Welsh Health Minister Sets Program To Tackle Cancer

Ruzanna Harutyunyan's picture

A new drive to improve cancer services was announced by Health Minister Edwina Hart.

Mrs Hart published a programme of work for the NHS, regional cancer networks and other groups over the next three years to help prevent cancer, improve early detection and increase access to treatment.

The programme of work includes:

· a review of genetic testing and surveillance of families at risk of certain cancers to ensure that increasing demand is met;

· a national survey of patients' experience of the cancer care they received;

· patient groups, cancer networks and the Cancer Services Co-ordinating Group to review and make recommendations to the Welsh Assembly Government on further waiting times targets;


· development and implementation of new national standards for children and young people suffering from cancer, rehabilitation, brain cancer and sarcoma; and,

· implementation of the HPV vaccination programme to reduce the risk of cervical cancer, starting in September 2008.

The work programme is the second to be issued following the publication in December 2006 of Designed to Tackle Cancer in Wales. The first set of requirements up to March 2008 have been largely achieved, including reducing cancer waiting times and modernising diagnostic and radiotherapy equipment.

Edwina Hart said: "Tackling cancer and improving cancer services is one of the Assembly Government's top priorities.

"Our targets are to reduce death rates from cancer in those under 75 by 20 per cent by 2012 and to achieve comparable five-year survival rates with the best in Europe by 2015. The new programme of work that I am announcing today will ensure we make further progress towards achieving those goals.

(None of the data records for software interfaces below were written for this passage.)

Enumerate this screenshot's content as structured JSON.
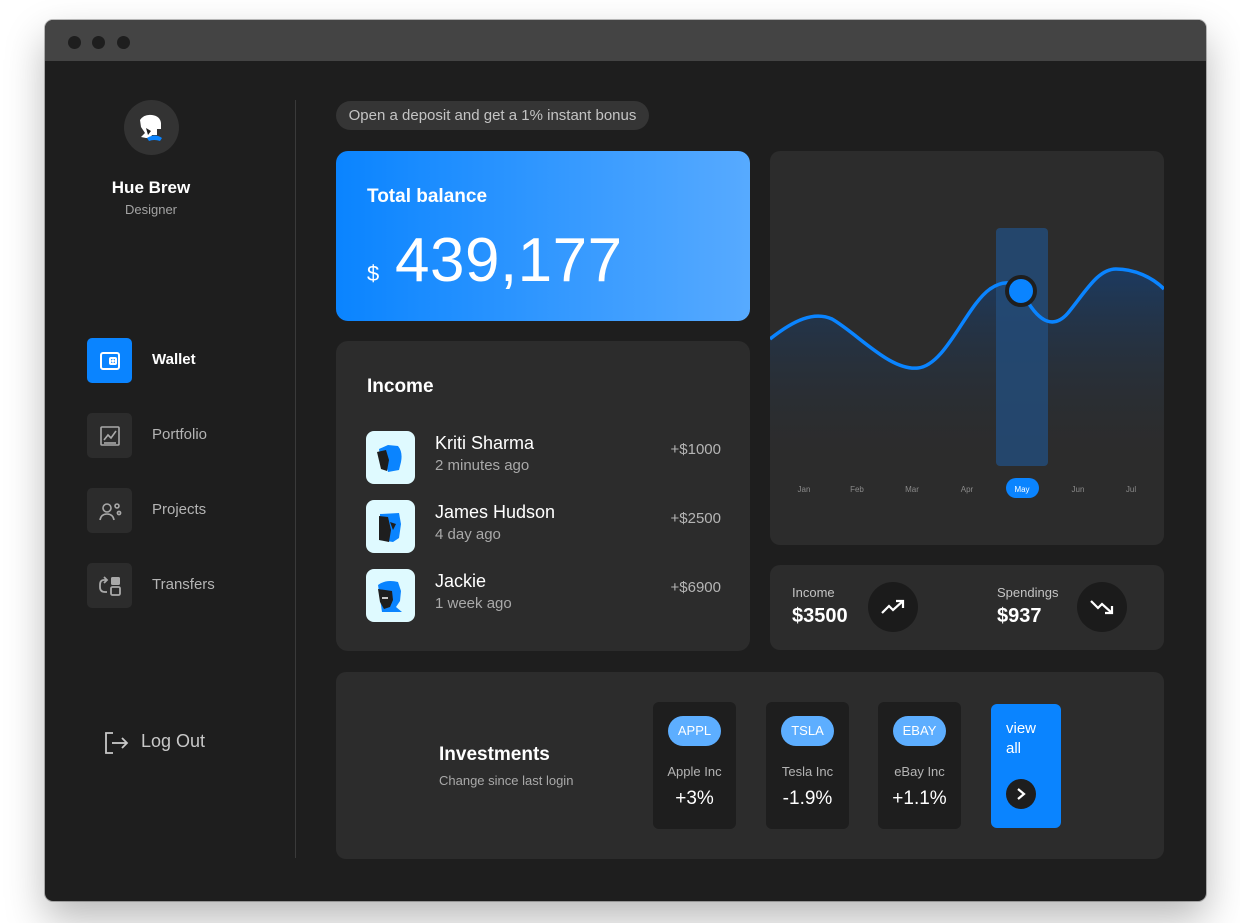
{
  "user": {
    "name": "Hue Brew",
    "role": "Designer"
  },
  "nav": {
    "items": [
      {
        "label": "Wallet",
        "icon": "wallet-icon",
        "active": true
      },
      {
        "label": "Portfolio",
        "icon": "chart-icon",
        "active": false
      },
      {
        "label": "Projects",
        "icon": "user-gear-icon",
        "active": false
      },
      {
        "label": "Transfers",
        "icon": "transfer-icon",
        "active": false
      }
    ],
    "logout_label": "Log Out"
  },
  "promo": "Open a deposit and get a 1% instant bonus",
  "balance": {
    "title": "Total balance",
    "currency": "$",
    "amount": "439,177"
  },
  "income": {
    "title": "Income",
    "transactions": [
      {
        "name": "Kriti Sharma",
        "time": "2 minutes ago",
        "amount": "+$1000"
      },
      {
        "name": "James Hudson",
        "time": "4 day ago",
        "amount": "+$2500"
      },
      {
        "name": "Jackie",
        "time": "1 week ago",
        "amount": "+$6900"
      }
    ]
  },
  "chart_data": {
    "type": "area",
    "categories": [
      "Jan",
      "Feb",
      "Mar",
      "Apr",
      "May",
      "Jun",
      "Jul"
    ],
    "highlight": "May",
    "series_color": "#0a84ff",
    "grid": false,
    "legend": "none"
  },
  "stats": {
    "income_label": "Income",
    "income_value": "$3500",
    "spendings_label": "Spendings",
    "spendings_value": "$937"
  },
  "investments": {
    "title": "Investments",
    "subtitle": "Change since last login",
    "stocks": [
      {
        "ticker": "APPL",
        "name": "Apple Inc",
        "change": "+3%"
      },
      {
        "ticker": "TSLA",
        "name": "Tesla Inc",
        "change": "-1.9%"
      },
      {
        "ticker": "EBAY",
        "name": "eBay Inc",
        "change": "+1.1%"
      }
    ],
    "view_all_label": "view all"
  },
  "colors": {
    "accent": "#0a84ff",
    "accent_light": "#5daeff",
    "background": "#1e1e1e",
    "card": "#2c2c2c"
  }
}
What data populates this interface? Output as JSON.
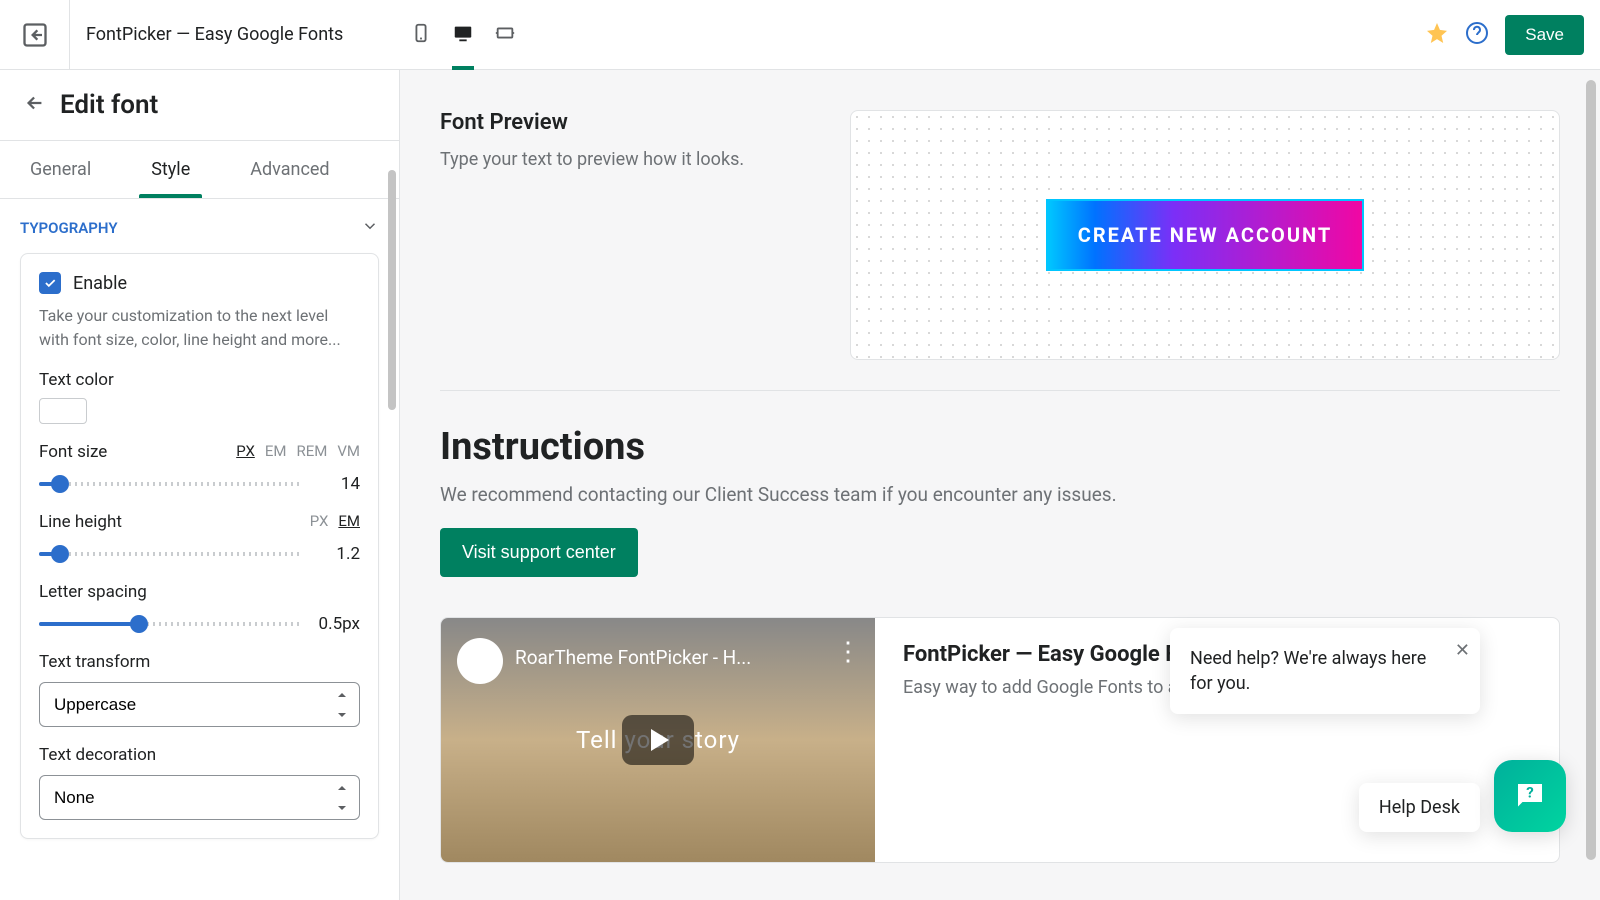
{
  "header": {
    "appTitle": "FontPicker — Easy Google Fonts",
    "saveLabel": "Save"
  },
  "sidebar": {
    "title": "Edit font",
    "tabs": {
      "general": "General",
      "style": "Style",
      "advanced": "Advanced"
    },
    "typography": {
      "sectionLabel": "TYPOGRAPHY",
      "enableLabel": "Enable",
      "helpText": "Take your customization to the next level with font size, color, line height and more...",
      "textColorLabel": "Text color",
      "fontSize": {
        "label": "Font size",
        "value": "14",
        "units": {
          "px": "PX",
          "em": "EM",
          "rem": "REM",
          "vm": "VM"
        },
        "activeUnit": "px",
        "fillPercent": 8
      },
      "lineHeight": {
        "label": "Line height",
        "value": "1.2",
        "units": {
          "px": "PX",
          "em": "EM"
        },
        "activeUnit": "em",
        "fillPercent": 8
      },
      "letterSpacing": {
        "label": "Letter spacing",
        "value": "0.5px",
        "fillPercent": 38
      },
      "textTransform": {
        "label": "Text transform",
        "value": "Uppercase"
      },
      "textDecoration": {
        "label": "Text decoration",
        "value": "None"
      }
    }
  },
  "preview": {
    "title": "Font Preview",
    "sub": "Type your text to preview how it looks.",
    "ctaText": "CREATE NEW ACCOUNT"
  },
  "instructions": {
    "title": "Instructions",
    "sub": "We recommend contacting our Client Success team if you encounter any issues.",
    "supportBtn": "Visit support center"
  },
  "video": {
    "thumbTitle": "RoarTheme FontPicker - H...",
    "thumbCaption": "Tell your story",
    "name": "FontPicker — Easy Google Fonts",
    "desc": "Easy way to add Google Fonts to any Sho"
  },
  "chat": {
    "bubble": "Need help? We're always here for you.",
    "helpDesk": "Help Desk"
  }
}
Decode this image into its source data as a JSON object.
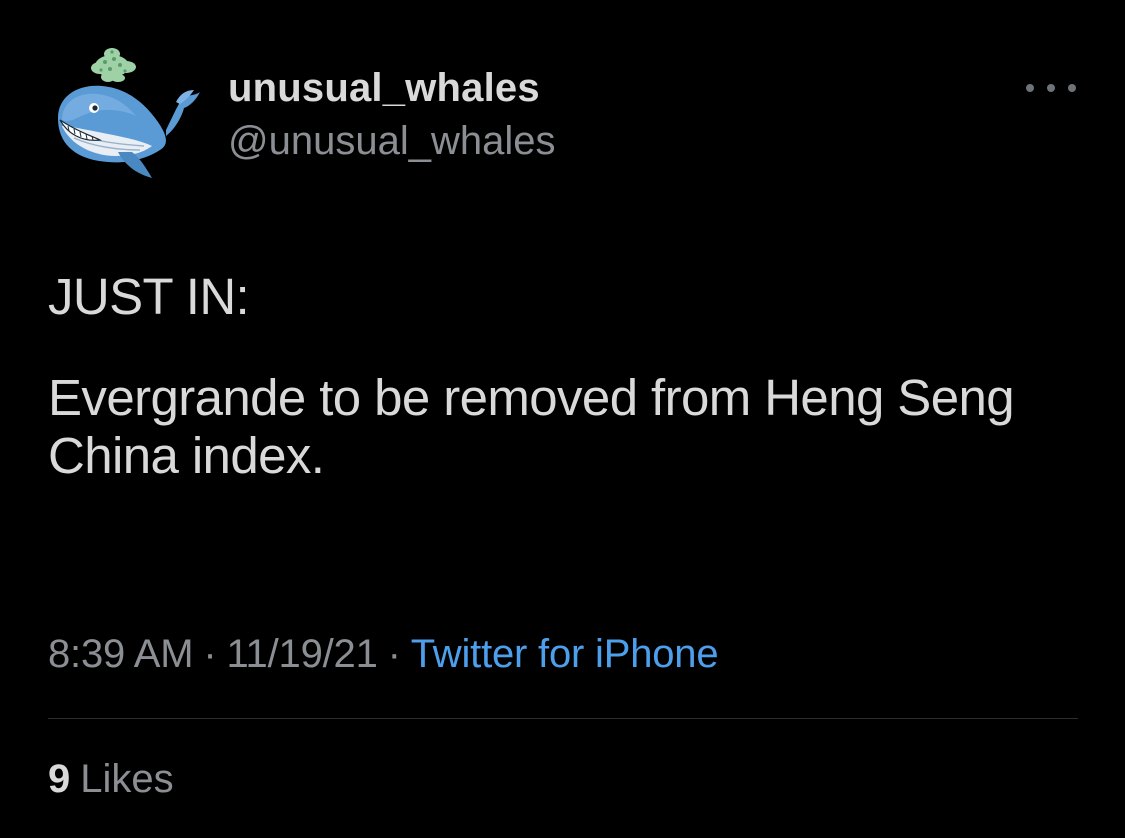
{
  "author": {
    "display_name": "unusual_whales",
    "handle": "@unusual_whales",
    "avatar_icon": "whale-logo-icon"
  },
  "more_icon": "more-options-icon",
  "tweet": {
    "lines": [
      "JUST IN:",
      "Evergrande to be removed from Heng Seng China index."
    ]
  },
  "meta": {
    "time": "8:39 AM",
    "separator": "·",
    "date": "11/19/21",
    "source": "Twitter for iPhone"
  },
  "stats": {
    "likes_count": "9",
    "likes_label": "Likes"
  },
  "colors": {
    "background": "#000000",
    "text_primary": "#d9d9d9",
    "text_secondary": "#8b8f94",
    "link": "#4d9fec",
    "divider": "#2c2f32"
  }
}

"Although we have more to do, survival rates in Wales for a number of cancers continue to increase. For example, improvement in the rate of survival for patients diagnosed with bowel cancer between 1995 and 1999 compared with the previous five years covering 1990-1994, were among the best in Europe. This improvement was significantly better than the European average.

"Investment by the Welsh Assembly Government in CT and MRI scanners is also helping to speed up and improve diagnosis, resulting in better outcomes for patients, an additional ?4.5m is being made available each year to improve services, and earlier this month, I announced a further ?12million to replace and enhance facilities at the North Wales Cancer Centre.

"The latest cancer waiting times figures also show that patients are being treated faster than ever before with virtually every patient starting their treatment within target times, which will mean an increase in survival rates."